  • Lēoht Sceadusawol

    Not all questions have an answer, and not all answers are the ones people want to hear.

  • Byron Ballard

    Thanks, Heather. I’ve stood in four ceremonies this week in which this event has been commemorated or acknowledged–two of which I organized or helped to organize.In each one, I’ve invited people to look to nature for answers, for comfort, for renewal. When Pagans stand with their Abrahamic neighbors, we do bring something different to the mix and that difference can provide some comfort, I think, to all parties.

  • http://www.facebook.com/profile.php?id=693252858 Holli S. Emore

    Heather, this is a beautiful article. Thank you for bringing your compassionate, mother’s voice to such a difficult subject.

  • C

    If we accept the pan(en)theistic notion that ‘Thou art God(dess)’, one need look no further than Adam Peter Lanza, his family, and those who might have been his mentors or confidants for answers.

    Manifest as Lanza, God was very likely autistic, was a social outcast, and was profoundly disturbed—possibly on account of the way his mother treated him. Manifest as those who had contact with Lanza, God(dess) elected not to reach out.

    • Lēoht Sceadusawol

      From what I’ve read, his mother was concerned about him, so it isn’t like she was blindly abusing him.

      • C

        I didn’t assert that she was abusing him. I’ve read several anecdotes about his interaction with his mother; these seem to suggest that she was very controlling (perhaps to a much greater extent than was necessary, even in light of his alleged Asperger syndrome). For a young man, such treatment could prove to be as humiliating as (or more humiliating than) any interpersonal difficulties he might have met with on account of his condition.

        • Lēoht Sceadusawol

          I’ve read that she was/is a survivalist, which has garnered her some level of criticism.

  • cernowain greenman

    As a professional chaplain, I concur with the article completely– provide a listening ear, show compassion, and affirm that we are all in shock and grief.

    Every religion has weaknesses in their theology, and Christianity’s greatest Achilles’ heel, IMO, is the unresolved “theodicy” question. But during times like these, when people are hurting, it is not appropriate to debate theology. It is time, instead, to affirm that we are all grieving and the most helpful thing is to grieve together. This is when Interfaith work is about our common wounds and our common humanity.

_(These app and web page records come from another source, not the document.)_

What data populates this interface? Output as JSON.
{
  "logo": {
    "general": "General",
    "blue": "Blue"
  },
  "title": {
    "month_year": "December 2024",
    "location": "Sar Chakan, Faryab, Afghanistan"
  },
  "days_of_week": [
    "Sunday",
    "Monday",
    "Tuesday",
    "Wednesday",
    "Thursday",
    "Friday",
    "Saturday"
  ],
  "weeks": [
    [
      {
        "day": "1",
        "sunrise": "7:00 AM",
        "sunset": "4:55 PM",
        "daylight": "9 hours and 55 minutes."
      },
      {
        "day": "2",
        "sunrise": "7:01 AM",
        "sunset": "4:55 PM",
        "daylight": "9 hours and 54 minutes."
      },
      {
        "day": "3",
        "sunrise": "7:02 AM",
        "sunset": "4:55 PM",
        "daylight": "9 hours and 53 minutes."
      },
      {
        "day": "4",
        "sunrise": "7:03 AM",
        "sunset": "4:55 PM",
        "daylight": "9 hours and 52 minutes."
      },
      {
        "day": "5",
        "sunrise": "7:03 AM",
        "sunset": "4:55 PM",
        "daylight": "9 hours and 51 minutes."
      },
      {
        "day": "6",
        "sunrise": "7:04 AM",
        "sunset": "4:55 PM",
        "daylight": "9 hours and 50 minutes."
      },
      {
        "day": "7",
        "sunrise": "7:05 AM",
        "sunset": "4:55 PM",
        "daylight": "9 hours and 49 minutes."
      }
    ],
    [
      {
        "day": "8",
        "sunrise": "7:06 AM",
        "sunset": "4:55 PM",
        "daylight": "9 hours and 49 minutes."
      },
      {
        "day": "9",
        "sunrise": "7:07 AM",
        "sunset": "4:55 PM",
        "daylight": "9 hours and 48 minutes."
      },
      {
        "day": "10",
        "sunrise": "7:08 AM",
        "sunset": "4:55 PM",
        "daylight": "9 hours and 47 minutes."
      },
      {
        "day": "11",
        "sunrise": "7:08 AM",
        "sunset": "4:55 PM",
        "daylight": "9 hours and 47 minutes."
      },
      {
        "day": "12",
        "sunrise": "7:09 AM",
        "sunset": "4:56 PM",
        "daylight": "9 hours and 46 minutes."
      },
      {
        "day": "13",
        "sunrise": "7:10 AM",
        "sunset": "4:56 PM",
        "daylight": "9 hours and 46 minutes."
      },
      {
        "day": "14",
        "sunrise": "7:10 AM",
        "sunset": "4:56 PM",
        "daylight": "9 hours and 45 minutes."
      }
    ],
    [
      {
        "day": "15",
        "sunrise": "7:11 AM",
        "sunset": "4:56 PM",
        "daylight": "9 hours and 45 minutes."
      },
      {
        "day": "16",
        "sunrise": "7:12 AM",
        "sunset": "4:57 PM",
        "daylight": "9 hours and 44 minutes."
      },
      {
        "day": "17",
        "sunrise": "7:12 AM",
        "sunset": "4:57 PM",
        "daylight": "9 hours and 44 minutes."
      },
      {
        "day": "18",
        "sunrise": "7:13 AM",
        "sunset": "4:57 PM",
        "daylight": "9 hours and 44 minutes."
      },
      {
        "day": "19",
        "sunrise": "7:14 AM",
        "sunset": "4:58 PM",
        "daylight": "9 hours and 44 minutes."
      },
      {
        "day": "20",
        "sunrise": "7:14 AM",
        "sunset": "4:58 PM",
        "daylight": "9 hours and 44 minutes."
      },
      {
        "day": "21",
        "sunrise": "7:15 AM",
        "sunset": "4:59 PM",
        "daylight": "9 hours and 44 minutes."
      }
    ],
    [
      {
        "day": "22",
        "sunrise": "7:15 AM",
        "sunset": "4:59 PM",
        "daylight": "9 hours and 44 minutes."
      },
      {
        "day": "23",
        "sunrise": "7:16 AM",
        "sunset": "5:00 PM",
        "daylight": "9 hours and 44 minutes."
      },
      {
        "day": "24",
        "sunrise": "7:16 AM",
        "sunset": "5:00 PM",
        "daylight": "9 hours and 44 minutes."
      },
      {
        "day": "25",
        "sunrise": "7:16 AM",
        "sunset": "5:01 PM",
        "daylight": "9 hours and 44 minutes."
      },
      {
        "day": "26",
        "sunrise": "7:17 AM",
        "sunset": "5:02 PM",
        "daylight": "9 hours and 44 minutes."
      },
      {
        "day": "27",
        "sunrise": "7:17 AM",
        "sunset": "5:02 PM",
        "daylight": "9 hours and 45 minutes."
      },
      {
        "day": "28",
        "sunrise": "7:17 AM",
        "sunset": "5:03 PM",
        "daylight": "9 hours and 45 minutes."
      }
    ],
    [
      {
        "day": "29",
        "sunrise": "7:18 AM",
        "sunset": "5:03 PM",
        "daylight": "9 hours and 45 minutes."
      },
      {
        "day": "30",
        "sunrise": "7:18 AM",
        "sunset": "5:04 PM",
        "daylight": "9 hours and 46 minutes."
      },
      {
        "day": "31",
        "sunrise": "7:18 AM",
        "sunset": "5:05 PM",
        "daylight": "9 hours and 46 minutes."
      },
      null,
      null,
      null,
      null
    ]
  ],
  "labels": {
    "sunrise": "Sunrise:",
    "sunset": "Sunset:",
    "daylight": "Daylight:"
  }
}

    In this moment, it’s not about giving answers, its about listening and caring.

  • fyreflye

    As Stephen Levine says, “‘I don’t know’ is always the right answer.”